On behalf of Diagnostics World News, Emily Le spoke with Martin about the biggest hurdles in translating early stage innovation from the lab to the market, the most common mistakes startup companies make in their early development, and how companies can distinguish themselves in a dense diagnostic arena.
Editor's note: Emily Le, a conference producer at Cambridge Healthtech Institute, is planning a track dedicated to Commercialization of Diagnostic Tests at the upcoming Next Generation Dx Summit in Washington, D.C., August 20-22. Martin is moderating a panel for the track. Their conversation has been edited for length and clarity.
Diagnostics World News: What are some of the biggest hurdles in translating early stage innovation from the lab to the market?
Albine Martin: Setting aside early stage financing the development of early and disciplined milestones which require the company/inventors to make go/no go decisions along the development pathway of bench to market. Having now worked across numerous programs this remains a very challenging aspect of the commercialization plans.

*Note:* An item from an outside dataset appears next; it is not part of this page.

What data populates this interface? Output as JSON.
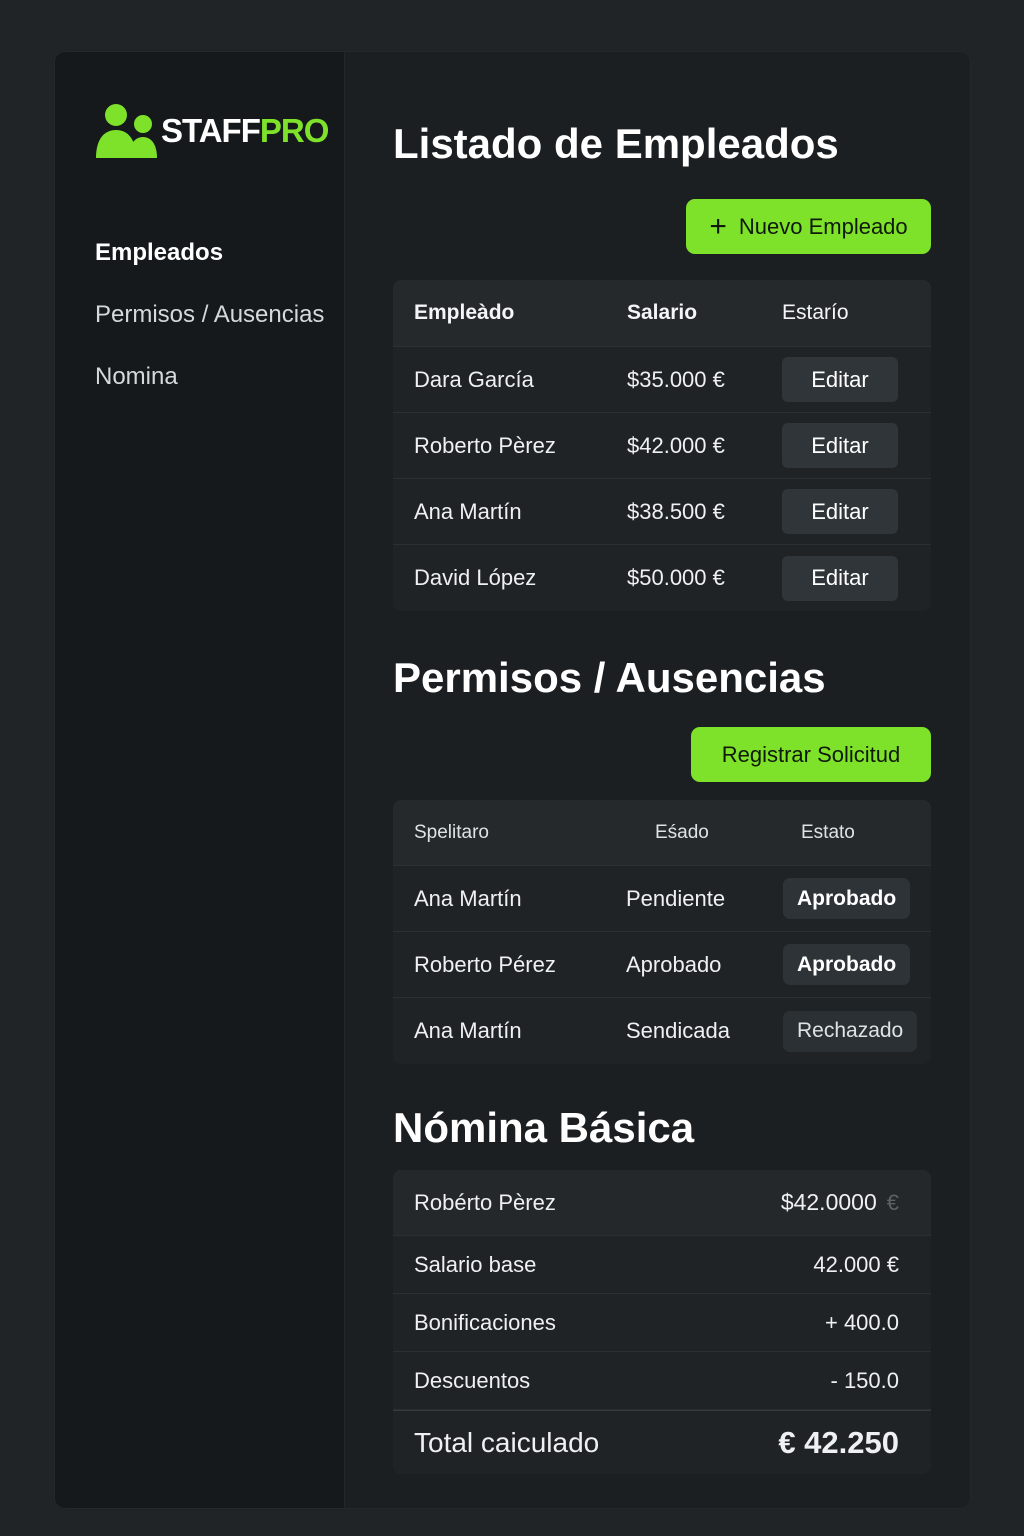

You work with a lot of startup companies. What are the most common mistakes you see they make during their early development stage?
They operate under a "survival mode" mind-set vs a "success mode". This ties to my earlier point that planning must be done with the discipline of defining short-term deliverables but within the context of the long-term roadmap. One must map the trail to reach the Summit and use Base-Camps that represent those critical milestones and inflection points.
Is there a favorite or interesting business model that you came across from your years of experience with diagnostic startup companies that you would like to share?
I am involved with a company that was directed to prioritize early interactions with potential customers, collaborators or commercial partner in tandem with its technical and scientific goals. The ability to secure that first commercial partner was predicated on implementing a business/science driven culture early in the inception of the Company. This formula has provided a highly disciplined environment where scientific milestones are measured within the context of customer needs and timelines. The latter can be a very challenging cultural change but over times defines the paradigm for the "operating ethos" of the Company with a common roadmap and shared vision for strong teamwork. Real customers bring a harsh but invaluable change to a culture that is built on strong science but translated towards core customer and/or unmet medical needs.
In the very dense diagnostic arena how should one differentiate themselves from others to score the attention of investors and early funding organization?
Indeed, diagnostics is being redefined from determining if someone has a disease to leveraging rapidly emerging technology landscape driven by big data and point of care disruptive technologies. The rapid rate of technology advancement is therefore redefining our traditional definition of diagnostics to include, point of care/self-diagnosis, risk prediction, prognosis, response to targeted drugs, digital health which focuses on early triage of patients and aims to prevent disease through early risk stratification., Differentiation has to now be defined relative to:
- How a new Dx changes patient outcome. Minimal improvements are hard to gain payer interest.
- How does the Dx save/impact health care cost, or another driver so Dx is now undergoing economic modeling just like drugs.
- Direct impact on therapeutic intervention (strong driver) as Pharma will often be interested in supporting earlier stage programs if tied to expansion and accessibility of therapeutic interventions especially within underserved "centralized" testing geographies.
There is no "formula" for successful translation of PoCTs and I am currently focused on mentoring and developing strategies for disruptive innovation which encompasses the principles discussed above. Certainly securing early stage funding for proof-of-concept and developing the "matrixed" teams is a critical aspect for establishing the foundation for innovation that can ultimately benefit patients globally.